### What you should do
Lines below that include "color" are the answer; copy each one.

◆ ◆ ◆ ◆

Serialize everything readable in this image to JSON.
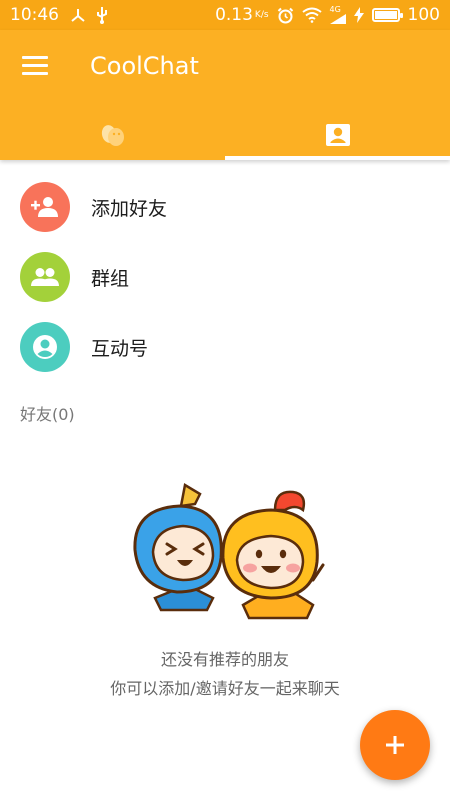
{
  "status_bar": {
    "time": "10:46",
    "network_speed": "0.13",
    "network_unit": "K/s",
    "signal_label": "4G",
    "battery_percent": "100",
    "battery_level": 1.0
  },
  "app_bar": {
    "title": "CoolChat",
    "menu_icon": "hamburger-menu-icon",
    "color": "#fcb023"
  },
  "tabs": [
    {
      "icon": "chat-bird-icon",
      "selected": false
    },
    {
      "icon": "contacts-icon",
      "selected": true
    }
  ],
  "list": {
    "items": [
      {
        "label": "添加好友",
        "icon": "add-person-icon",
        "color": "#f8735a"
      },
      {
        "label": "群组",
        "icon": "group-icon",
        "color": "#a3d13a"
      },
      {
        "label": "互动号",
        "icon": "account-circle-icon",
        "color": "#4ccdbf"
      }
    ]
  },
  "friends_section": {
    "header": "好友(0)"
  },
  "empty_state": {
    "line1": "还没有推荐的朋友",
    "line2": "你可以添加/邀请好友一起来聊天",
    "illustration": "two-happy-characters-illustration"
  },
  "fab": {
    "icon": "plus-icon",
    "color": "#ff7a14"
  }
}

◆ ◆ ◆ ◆

### Exercise response
    "color": "#fcb023"
        "color": "#f8735a"
        "color": "#a3d13a"
        "color": "#4ccdbf"
    "color": "#ff7a14"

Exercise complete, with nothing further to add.